Welcome to Part two of the history of Lindisfarne. If you have missed the first part in which Lindisfarne was founded and became a religious, cultural and scholarly mecca, you can read the article here. Unfortunately for Lindisfarne, its rise to prominence also made it a target. The climax of the centre’s history came in… Continue reading Lindisfarne, Holy island of the north: Part 2
In the early 7th century, the death of King Edwin caused the kingdom of Northumbria to split amongst rival groups. This weakened state made it easier for Cadwallon the King of Gweynedd (northern Wales) to attack the land and under his influence the people had quickly reverted back to their pagan roots. Aided by a… Continue reading Lindisfarne, Holy Island of the north: Part 1
After nearly six months of warfare with Wessex, the pagan army went to London in Mercia for their winter quarters to recuperate. Burghred, the King of Mercia at that time and brother-in-law of King Alfred, purchased a truce from them for a sum of money. Halfdan and his army had already sworn that they would… Continue reading Northumbrian rebellion in 862 and the exile of King Burghred of Mercia

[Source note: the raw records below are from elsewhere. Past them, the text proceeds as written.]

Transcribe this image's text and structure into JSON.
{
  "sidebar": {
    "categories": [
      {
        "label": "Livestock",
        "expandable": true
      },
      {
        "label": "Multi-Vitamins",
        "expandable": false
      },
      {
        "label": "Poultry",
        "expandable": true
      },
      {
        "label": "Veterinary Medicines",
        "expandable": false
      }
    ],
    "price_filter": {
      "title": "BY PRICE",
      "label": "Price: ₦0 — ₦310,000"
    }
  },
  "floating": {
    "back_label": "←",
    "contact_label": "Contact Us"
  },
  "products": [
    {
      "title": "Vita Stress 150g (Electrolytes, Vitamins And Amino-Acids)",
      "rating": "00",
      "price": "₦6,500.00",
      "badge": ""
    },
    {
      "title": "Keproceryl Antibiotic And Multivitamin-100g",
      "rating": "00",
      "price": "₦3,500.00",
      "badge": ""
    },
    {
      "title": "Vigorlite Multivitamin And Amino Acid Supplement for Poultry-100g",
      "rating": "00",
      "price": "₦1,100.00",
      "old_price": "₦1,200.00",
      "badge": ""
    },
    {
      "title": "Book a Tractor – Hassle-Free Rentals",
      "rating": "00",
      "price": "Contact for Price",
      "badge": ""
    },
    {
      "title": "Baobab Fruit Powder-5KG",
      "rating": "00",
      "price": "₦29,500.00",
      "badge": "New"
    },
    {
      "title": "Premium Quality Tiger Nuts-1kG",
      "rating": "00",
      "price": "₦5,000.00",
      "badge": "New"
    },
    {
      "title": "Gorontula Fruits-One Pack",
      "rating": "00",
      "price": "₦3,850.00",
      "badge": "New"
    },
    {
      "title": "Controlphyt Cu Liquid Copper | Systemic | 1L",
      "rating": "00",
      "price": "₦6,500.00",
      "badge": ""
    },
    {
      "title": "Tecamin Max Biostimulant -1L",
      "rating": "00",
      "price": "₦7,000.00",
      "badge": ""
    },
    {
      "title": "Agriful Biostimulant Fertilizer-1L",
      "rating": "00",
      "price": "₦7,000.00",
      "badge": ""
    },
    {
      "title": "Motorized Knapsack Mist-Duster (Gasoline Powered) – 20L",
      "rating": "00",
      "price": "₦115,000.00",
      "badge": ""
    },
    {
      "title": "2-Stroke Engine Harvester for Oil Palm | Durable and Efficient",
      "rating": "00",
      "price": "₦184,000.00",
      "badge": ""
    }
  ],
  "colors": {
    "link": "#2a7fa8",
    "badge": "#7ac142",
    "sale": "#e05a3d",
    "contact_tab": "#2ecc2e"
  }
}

Even though Bamburgh is only ever mentioned or hinted at in the background of The Northumbrian Saga, it is an important part of the storyline and integral to the history of Northumbria. It is the seat of power for the King of Northumbria, Aethelwin’s uncle, and later becomes the seat of resistance against the Vikings… Continue reading Bamburgh Castle, home to the kings and earls of Northumbria

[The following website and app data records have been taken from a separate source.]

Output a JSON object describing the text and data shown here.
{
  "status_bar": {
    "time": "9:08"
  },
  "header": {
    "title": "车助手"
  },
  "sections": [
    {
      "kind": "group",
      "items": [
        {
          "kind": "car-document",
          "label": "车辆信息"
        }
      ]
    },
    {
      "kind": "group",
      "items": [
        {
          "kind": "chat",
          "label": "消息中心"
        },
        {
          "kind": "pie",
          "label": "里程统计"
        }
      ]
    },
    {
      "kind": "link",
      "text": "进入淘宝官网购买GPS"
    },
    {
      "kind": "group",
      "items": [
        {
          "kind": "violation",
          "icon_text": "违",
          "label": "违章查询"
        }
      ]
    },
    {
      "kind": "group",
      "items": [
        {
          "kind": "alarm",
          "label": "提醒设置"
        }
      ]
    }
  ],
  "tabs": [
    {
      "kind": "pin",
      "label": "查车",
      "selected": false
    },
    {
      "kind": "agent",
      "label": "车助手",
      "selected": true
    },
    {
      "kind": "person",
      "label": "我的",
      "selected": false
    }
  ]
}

Over the last couple of months on the blog, I have been writing about several Kings and Archbishops (and eventually invaders) of Northumbria. I have even shared with you my journey of writing my first novel, The Northumbrian Saga. I thought then, that it was about time that I acquainted some of you who were… Continue reading Where was the Kingdom of Northumbria anyway?
That’s right everyone, 1,278 years ago today the man known as ‘The father of English history’ died in the monastery of Jarrow, Durham (although at the time it was in Northumberland as the shire of Durham did not yet exist). The Venerable Bede is most famous today as being the author of the 'Ecclesiastical History… Continue reading Happy St Bede’s Day
Bamburgh Castle in Northumberland (UK) has a very special significance to me and my novel, The Northumbrian Saga. It is the seat of power for King Osbert, Aethelwin's Uncle, and later becomes the seat of power for her brother and a symbol for 'The North' and it's resistance against Aelle the Usurper and then later,… Continue reading Bamburgh Research Project